WHAT YOU WILL DO -> Go through the records below and write each one out again unchanged.

---------- SUPPLIED ENTRIES

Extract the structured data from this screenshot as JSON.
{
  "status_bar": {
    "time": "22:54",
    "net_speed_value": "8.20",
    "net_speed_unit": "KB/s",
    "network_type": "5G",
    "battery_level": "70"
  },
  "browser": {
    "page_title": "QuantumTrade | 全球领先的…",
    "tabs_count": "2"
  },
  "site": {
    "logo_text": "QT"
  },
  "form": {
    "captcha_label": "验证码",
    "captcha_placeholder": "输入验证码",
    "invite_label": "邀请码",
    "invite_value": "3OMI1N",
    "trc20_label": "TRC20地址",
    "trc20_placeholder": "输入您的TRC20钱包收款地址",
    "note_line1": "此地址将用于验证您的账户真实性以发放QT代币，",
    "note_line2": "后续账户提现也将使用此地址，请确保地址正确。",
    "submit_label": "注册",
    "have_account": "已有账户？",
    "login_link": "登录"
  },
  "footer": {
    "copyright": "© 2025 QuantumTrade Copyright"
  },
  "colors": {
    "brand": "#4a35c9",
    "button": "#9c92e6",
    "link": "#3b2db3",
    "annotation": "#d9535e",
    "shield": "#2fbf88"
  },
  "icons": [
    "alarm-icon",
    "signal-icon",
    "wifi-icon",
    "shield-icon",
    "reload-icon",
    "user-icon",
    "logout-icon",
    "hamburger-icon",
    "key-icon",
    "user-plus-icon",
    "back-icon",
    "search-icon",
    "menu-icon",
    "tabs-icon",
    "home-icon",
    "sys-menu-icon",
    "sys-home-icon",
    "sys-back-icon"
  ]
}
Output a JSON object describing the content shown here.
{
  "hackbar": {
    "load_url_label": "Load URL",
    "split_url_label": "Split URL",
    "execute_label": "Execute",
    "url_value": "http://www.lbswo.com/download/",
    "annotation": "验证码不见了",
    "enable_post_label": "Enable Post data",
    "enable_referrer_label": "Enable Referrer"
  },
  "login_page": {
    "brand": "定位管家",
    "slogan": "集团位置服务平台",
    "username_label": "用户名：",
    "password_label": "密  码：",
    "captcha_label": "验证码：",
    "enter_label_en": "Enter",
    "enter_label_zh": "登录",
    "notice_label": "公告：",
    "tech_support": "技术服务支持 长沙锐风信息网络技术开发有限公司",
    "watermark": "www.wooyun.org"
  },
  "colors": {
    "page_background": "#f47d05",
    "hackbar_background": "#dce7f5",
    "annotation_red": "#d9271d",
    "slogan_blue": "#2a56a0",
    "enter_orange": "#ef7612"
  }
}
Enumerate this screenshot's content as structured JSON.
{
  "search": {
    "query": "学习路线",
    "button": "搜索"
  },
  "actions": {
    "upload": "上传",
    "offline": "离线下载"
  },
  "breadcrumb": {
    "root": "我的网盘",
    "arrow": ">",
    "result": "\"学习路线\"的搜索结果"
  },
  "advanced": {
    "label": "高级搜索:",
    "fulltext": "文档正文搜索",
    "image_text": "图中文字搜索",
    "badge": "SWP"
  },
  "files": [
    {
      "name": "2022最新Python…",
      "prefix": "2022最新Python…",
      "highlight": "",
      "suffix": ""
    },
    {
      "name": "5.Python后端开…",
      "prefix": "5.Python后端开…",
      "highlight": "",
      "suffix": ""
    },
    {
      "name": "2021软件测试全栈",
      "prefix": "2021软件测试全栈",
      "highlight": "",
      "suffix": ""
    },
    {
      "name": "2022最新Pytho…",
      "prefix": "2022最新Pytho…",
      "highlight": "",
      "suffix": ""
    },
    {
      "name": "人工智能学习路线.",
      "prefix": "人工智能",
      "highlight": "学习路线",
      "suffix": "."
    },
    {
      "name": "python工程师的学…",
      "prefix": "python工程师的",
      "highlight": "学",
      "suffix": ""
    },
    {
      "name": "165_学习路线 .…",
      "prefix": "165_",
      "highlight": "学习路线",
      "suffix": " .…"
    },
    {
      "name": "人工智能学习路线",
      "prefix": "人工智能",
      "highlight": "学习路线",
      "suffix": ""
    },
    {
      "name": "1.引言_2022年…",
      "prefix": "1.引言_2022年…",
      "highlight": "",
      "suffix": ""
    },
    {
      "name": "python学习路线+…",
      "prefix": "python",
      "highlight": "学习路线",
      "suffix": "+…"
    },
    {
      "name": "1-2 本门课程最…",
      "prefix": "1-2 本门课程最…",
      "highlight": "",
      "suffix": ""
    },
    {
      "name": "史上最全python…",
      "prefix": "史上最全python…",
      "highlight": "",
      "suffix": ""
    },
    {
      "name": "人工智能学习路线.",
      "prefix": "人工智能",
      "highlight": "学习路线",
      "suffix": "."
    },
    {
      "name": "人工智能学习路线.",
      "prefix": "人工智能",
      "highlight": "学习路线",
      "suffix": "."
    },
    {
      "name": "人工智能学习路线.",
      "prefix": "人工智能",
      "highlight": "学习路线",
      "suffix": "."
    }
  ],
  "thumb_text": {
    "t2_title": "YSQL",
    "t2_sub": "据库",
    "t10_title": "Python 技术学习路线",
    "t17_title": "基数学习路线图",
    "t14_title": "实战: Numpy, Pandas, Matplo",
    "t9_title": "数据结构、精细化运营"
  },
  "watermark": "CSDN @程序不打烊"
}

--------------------

RESULT FOR THIS TASK ->
Extract the structured data from this screenshot as JSON.
{
  "status_bar": {
    "time": "22:54",
    "net_speed_value": "8.20",
    "net_speed_unit": "KB/s",
    "network_type": "5G",
    "battery_level": "70"
  },
  "browser": {
    "page_title": "QuantumTrade | 全球领先的…",
    "tabs_count": "2"
  },
  "site": {
    "logo_text": "QT"
  },
  "form": {
    "captcha_label": "验证码",
    "captcha_placeholder": "输入验证码",
    "invite_label": "邀请码",
    "invite_value": "3OMI1N",
    "trc20_label": "TRC20地址",
    "trc20_placeholder": "输入您的TRC20钱包收款地址",
    "note_line1": "此地址将用于验证您的账户真实性以发放QT代币，",
    "note_line2": "后续账户提现也将使用此地址，请确保地址正确。",
    "submit_label": "注册",
    "have_account": "已有账户？",
    "login_link": "登录"
  },
  "footer": {
    "copyright": "© 2025 QuantumTrade Copyright"
  },
  "colors": {
    "brand": "#4a35c9",
    "button": "#9c92e6",
    "link": "#3b2db3",
    "annotation": "#d9535e",
    "shield": "#2fbf88"
  },
  "icons": [
    "alarm-icon",
    "signal-icon",
    "wifi-icon",
    "shield-icon",
    "reload-icon",
    "user-icon",
    "logout-icon",
    "hamburger-icon",
    "key-icon",
    "user-plus-icon",
    "back-icon",
    "search-icon",
    "menu-icon",
    "tabs-icon",
    "home-icon",
    "sys-menu-icon",
    "sys-home-icon",
    "sys-back-icon"
  ]
}
Output a JSON object describing the content shown here.
{
  "hackbar": {
    "load_url_label": "Load URL",
    "split_url_label": "Split URL",
    "execute_label": "Execute",
    "url_value": "http://www.lbswo.com/download/",
    "annotation": "验证码不见了",
    "enable_post_label": "Enable Post data",
    "enable_referrer_label": "Enable Referrer"
  },
  "login_page": {
    "brand": "定位管家",
    "slogan": "集团位置服务平台",
    "username_label": "用户名：",
    "password_label": "密  码：",
    "captcha_label": "验证码：",
    "enter_label_en": "Enter",
    "enter_label_zh": "登录",
    "notice_label": "公告：",
    "tech_support": "技术服务支持 长沙锐风信息网络技术开发有限公司",
    "watermark": "www.wooyun.org"
  },
  "colors": {
    "page_background": "#f47d05",
    "hackbar_background": "#dce7f5",
    "annotation_red": "#d9271d",
    "slogan_blue": "#2a56a0",
    "enter_orange": "#ef7612"
  }
}
Enumerate this screenshot's content as structured JSON.
{
  "search": {
    "query": "学习路线",
    "button": "搜索"
  },
  "actions": {
    "upload": "上传",
    "offline": "离线下载"
  },
  "breadcrumb": {
    "root": "我的网盘",
    "arrow": ">",
    "result": "\"学习路线\"的搜索结果"
  },
  "advanced": {
    "label": "高级搜索:",
    "fulltext": "文档正文搜索",
    "image_text": "图中文字搜索",
    "badge": "SWP"
  },
  "files": [
    {
      "name": "2022最新Python…",
      "prefix": "2022最新Python…",
      "highlight": "",
      "suffix": ""
    },
    {
      "name": "5.Python后端开…",
      "prefix": "5.Python后端开…",
      "highlight": "",
      "suffix": ""
    },
    {
      "name": "2021软件测试全栈",
      "prefix": "2021软件测试全栈",
      "highlight": "",
      "suffix": ""
    },
    {
      "name": "2022最新Pytho…",
      "prefix": "2022最新Pytho…",
      "highlight": "",
      "suffix": ""
    },
    {
      "name": "人工智能学习路线.",
      "prefix": "人工智能",
      "highlight": "学习路线",
      "suffix": "."
    },
    {
      "name": "python工程师的学…",
      "prefix": "python工程师的",
      "highlight": "学",
      "suffix": ""
    },
    {
      "name": "165_学习路线 .…",
      "prefix": "165_",
      "highlight": "学习路线",
      "suffix": " .…"
    },
    {
      "name": "人工智能学习路线",
      "prefix": "人工智能",
      "highlight": "学习路线",
      "suffix": ""
    },
    {
      "name": "1.引言_2022年…",
      "prefix": "1.引言_2022年…",
      "highlight": "",
      "suffix": ""
    },
    {
      "name": "python学习路线+…",
      "prefix": "python",
      "highlight": "学习路线",
      "suffix": "+…"
    },
    {
      "name": "1-2 本门课程最…",
      "prefix": "1-2 本门课程最…",
      "highlight": "",
      "suffix": ""
    },
    {
      "name": "史上最全python…",
      "prefix": "史上最全python…",
      "highlight": "",
      "suffix": ""
    },
    {
      "name": "人工智能学习路线.",
      "prefix": "人工智能",
      "highlight": "学习路线",
      "suffix": "."
    },
    {
      "name": "人工智能学习路线.",
      "prefix": "人工智能",
      "highlight": "学习路线",
      "suffix": "."
    },
    {
      "name": "人工智能学习路线.",
      "prefix": "人工智能",
      "highlight": "学习路线",
      "suffix": "."
    }
  ],
  "thumb_text": {
    "t2_title": "YSQL",
    "t2_sub": "据库",
    "t10_title": "Python 技术学习路线",
    "t17_title": "基数学习路线图",
    "t14_title": "实战: Numpy, Pandas, Matplo",
    "t9_title": "数据结构、精细化运营"
  },
  "watermark": "CSDN @程序不打烊"
}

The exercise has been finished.